The stated principles are that:
UAS must not increase the risk to existing airspace users and must not deny airspace to them. This policy requires a level of safety and security equivalent to that of manned aviation.
UAS must have adequate security to protect the system from unauthorised modification, interference, corruption or control/command action. These considerations must be taken into account during the risk assessment process, outlined in CAP 722A.
The regulation provides security factors to consider in the form of holistic approaches in which companies need to pay attention to technical, policy, and physical security to ensure issues aren’t overlooked to keep security and safety tight, while complying with the CIA triad (Confidentiality, integrity, accessibility of data).

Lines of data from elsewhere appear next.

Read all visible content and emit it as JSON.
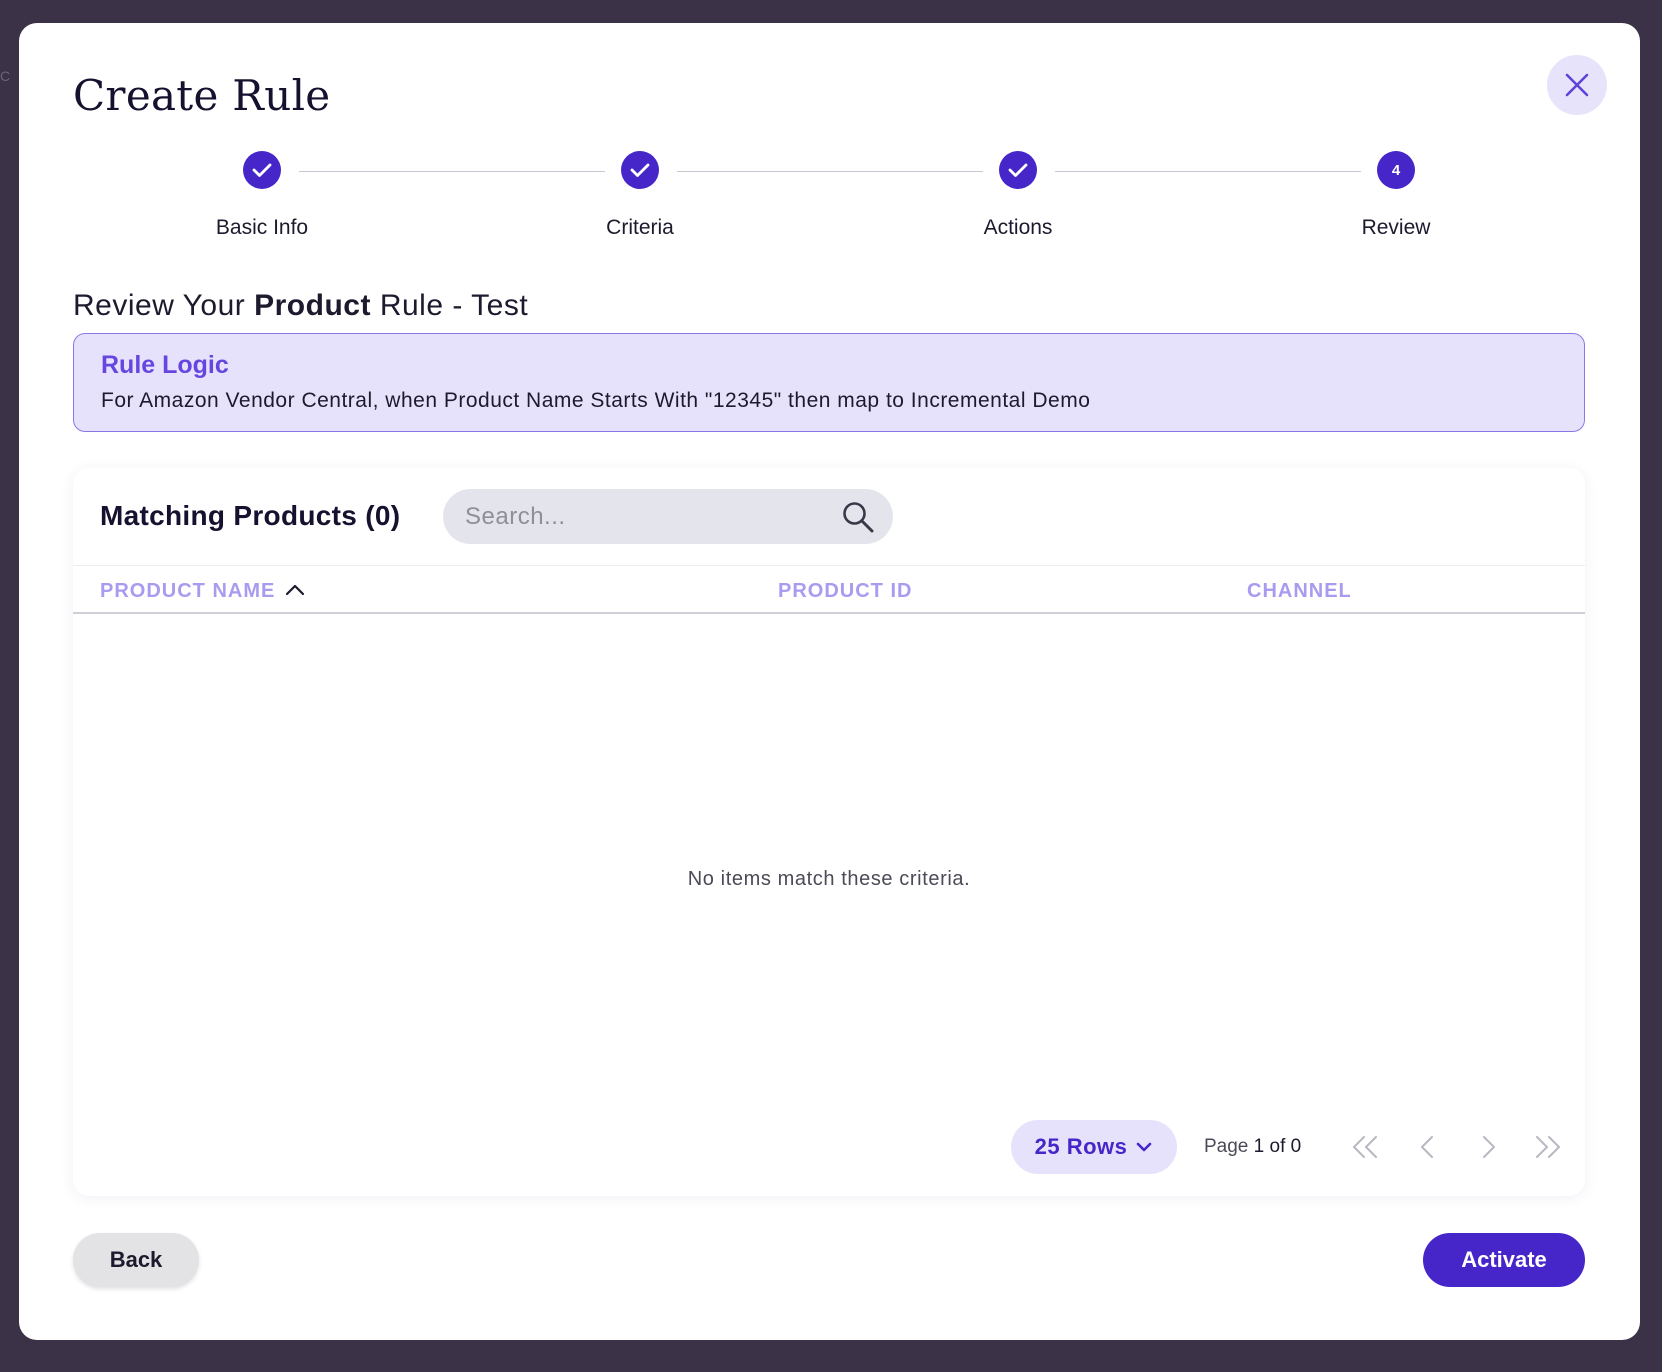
{
  "modal": {
    "title": "Create Rule"
  },
  "stepper": {
    "steps": [
      {
        "label": "Basic Info",
        "number": "1",
        "state": "complete"
      },
      {
        "label": "Criteria",
        "number": "2",
        "state": "complete"
      },
      {
        "label": "Actions",
        "number": "3",
        "state": "complete"
      },
      {
        "label": "Review",
        "number": "4",
        "state": "active"
      }
    ]
  },
  "review": {
    "prefix": "Review Your",
    "type": "Product",
    "suffix": "Rule - Test"
  },
  "rule_logic": {
    "title": "Rule Logic",
    "text": "For Amazon Vendor Central, when Product Name Starts With \"12345\" then map to Incremental Demo"
  },
  "table": {
    "title": "Matching Products (0)",
    "search_placeholder": "Search...",
    "columns": [
      {
        "label": "PRODUCT NAME",
        "sorted": "asc"
      },
      {
        "label": "PRODUCT ID"
      },
      {
        "label": "CHANNEL"
      }
    ],
    "empty_message": "No items match these criteria."
  },
  "pagination": {
    "rows_label": "25 Rows",
    "page_label": "Page",
    "current_page": "1",
    "of_label": "of",
    "total_pages": "0"
  },
  "footer": {
    "back_label": "Back",
    "activate_label": "Activate"
  },
  "colors": {
    "primary": "#4626c9",
    "accent_light": "#e6e2fc",
    "header_text": "#a99bf0",
    "backdrop": "#3b3248"
  }
}
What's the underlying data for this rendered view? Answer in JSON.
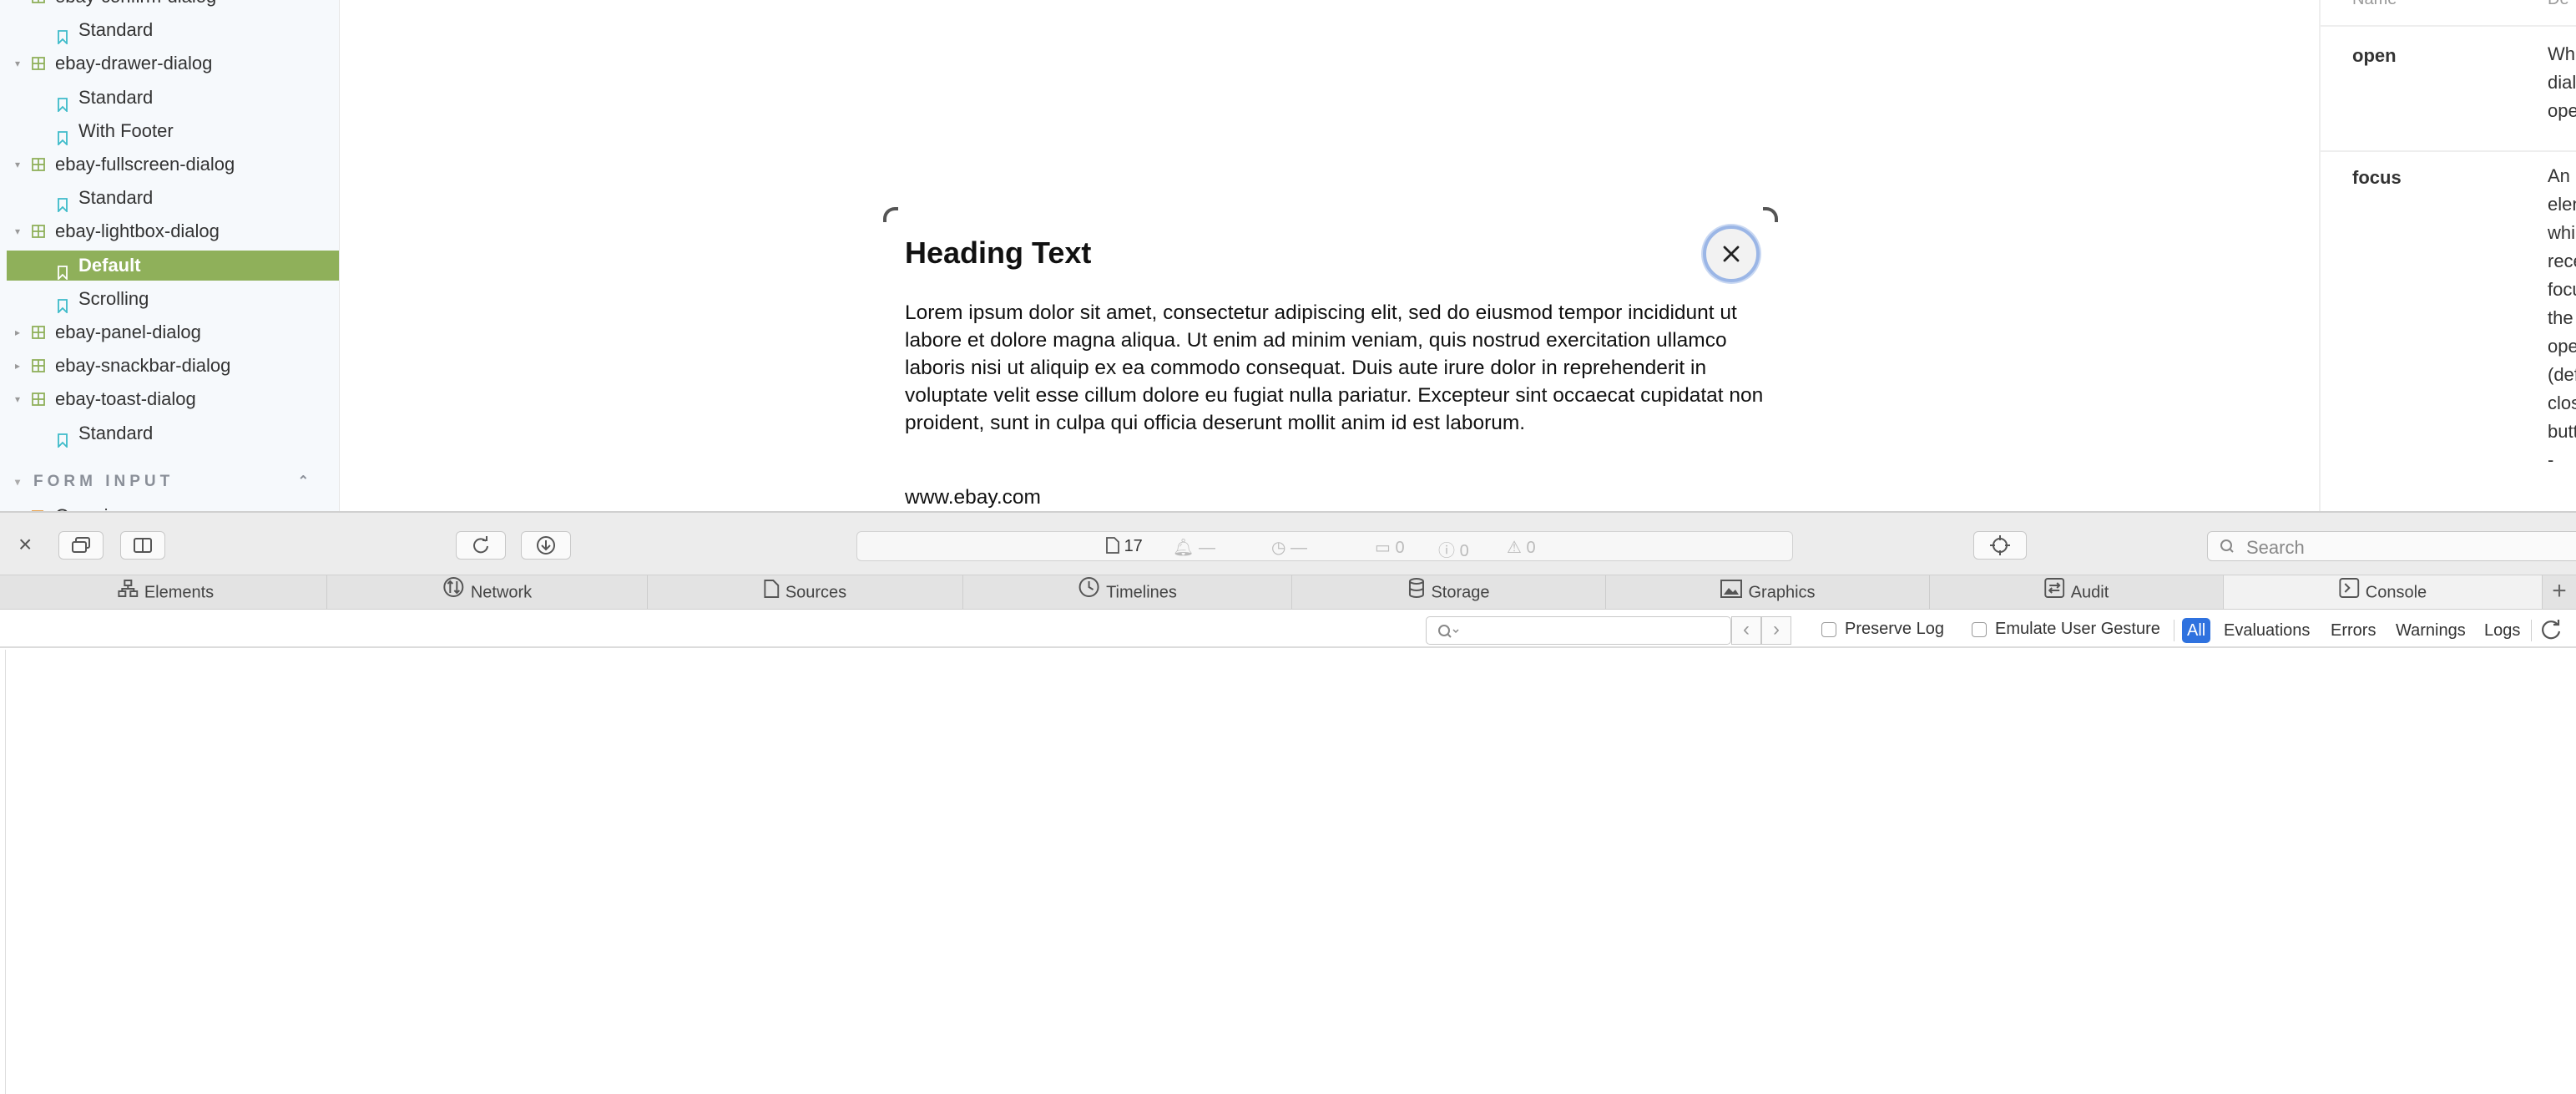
{
  "sidebar": {
    "rows": [
      {
        "kind": "component",
        "label": "ebay-confirm-dialog",
        "expanded": true,
        "selected": false
      },
      {
        "kind": "story",
        "label": "Standard",
        "selected": false
      },
      {
        "kind": "component",
        "label": "ebay-drawer-dialog",
        "expanded": true,
        "selected": false
      },
      {
        "kind": "story",
        "label": "Standard",
        "selected": false
      },
      {
        "kind": "story",
        "label": "With Footer",
        "selected": false
      },
      {
        "kind": "component",
        "label": "ebay-fullscreen-dialog",
        "expanded": true,
        "selected": false
      },
      {
        "kind": "story",
        "label": "Standard",
        "selected": false
      },
      {
        "kind": "component",
        "label": "ebay-lightbox-dialog",
        "expanded": true,
        "selected": false
      },
      {
        "kind": "story",
        "label": "Default",
        "selected": true
      },
      {
        "kind": "story",
        "label": "Scrolling",
        "selected": false
      },
      {
        "kind": "component",
        "label": "ebay-panel-dialog",
        "expanded": false,
        "selected": false
      },
      {
        "kind": "component",
        "label": "ebay-snackbar-dialog",
        "expanded": false,
        "selected": false
      },
      {
        "kind": "component",
        "label": "ebay-toast-dialog",
        "expanded": true,
        "selected": false
      },
      {
        "kind": "story",
        "label": "Standard",
        "selected": false
      }
    ],
    "section_label": "FORM INPUT",
    "overview_label": "Overview",
    "colors": {
      "selected_bg": "#8fb05a",
      "component_icon": "#8fb05a",
      "story_icon": "#3dbbc9"
    }
  },
  "dialog": {
    "heading": "Heading Text",
    "body": "Lorem ipsum dolor sit amet, consectetur adipiscing elit, sed do eiusmod tempor incididunt ut labore et dolore magna aliqua. Ut enim ad minim veniam, quis nostrud exercitation ullamco laboris nisi ut aliquip ex ea commodo consequat. Duis aute irure dolor in reprehenderit in voluptate velit esse cillum dolore eu fugiat nulla pariatur. Excepteur sint occaecat cupidatat non proident, sunt in culpa qui officia deserunt mollit anim id est laborum.",
    "link": "www.ebay.com",
    "close_icon": "close-icon"
  },
  "props_panel": {
    "header_name": "Name",
    "header_desc": "De",
    "rows": [
      {
        "name": "open",
        "desc_lines": [
          "Wh",
          "dial",
          "ope"
        ]
      },
      {
        "name": "focus",
        "desc_lines": [
          "An",
          "elen",
          "whi",
          "rece",
          "focu",
          "the",
          "ope",
          "(def",
          "clos",
          "butt",
          "-"
        ]
      }
    ]
  },
  "devtools": {
    "toolbar": {
      "resource_count": "17",
      "activity": [
        {
          "icon": "bell-icon",
          "text": "—"
        },
        {
          "icon": "clock-icon",
          "text": "—"
        },
        {
          "icon": "message-icon",
          "text": "0"
        },
        {
          "icon": "info-icon",
          "text": "0"
        },
        {
          "icon": "warning-icon",
          "text": "0"
        }
      ],
      "search_placeholder": "Search"
    },
    "tabs": [
      {
        "label": "Elements",
        "icon": "elements-icon",
        "active": false
      },
      {
        "label": "Network",
        "icon": "network-icon",
        "active": false
      },
      {
        "label": "Sources",
        "icon": "sources-icon",
        "active": false
      },
      {
        "label": "Timelines",
        "icon": "timelines-icon",
        "active": false
      },
      {
        "label": "Storage",
        "icon": "storage-icon",
        "active": false
      },
      {
        "label": "Graphics",
        "icon": "graphics-icon",
        "active": false
      },
      {
        "label": "Audit",
        "icon": "audit-icon",
        "active": false
      },
      {
        "label": "Console",
        "icon": "console-icon",
        "active": true
      }
    ],
    "console_bar": {
      "filter_value": "",
      "preserve_log": "Preserve Log",
      "emulate_gesture": "Emulate User Gesture",
      "filters": [
        "All",
        "Evaluations",
        "Errors",
        "Warnings",
        "Logs"
      ],
      "active_filter": "All",
      "accent": "#2f72df"
    }
  }
}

It also discusses aspects to be addressed such as employees, location, accessibility, technology, management structure and governance, detailing the specifics of what these include.
Finally, there is a reference back to the cybersecurity obligation of UAS in the specific category: “measures to protect against unlawful interference and unauthorised access”.
This document will provide the updated regulations as an appendix for anyone who may need to review them beneath. Alternatively, you can access the reference document CAP722 on the CAA website here.
CAP722A can be accessed on the CAA website here.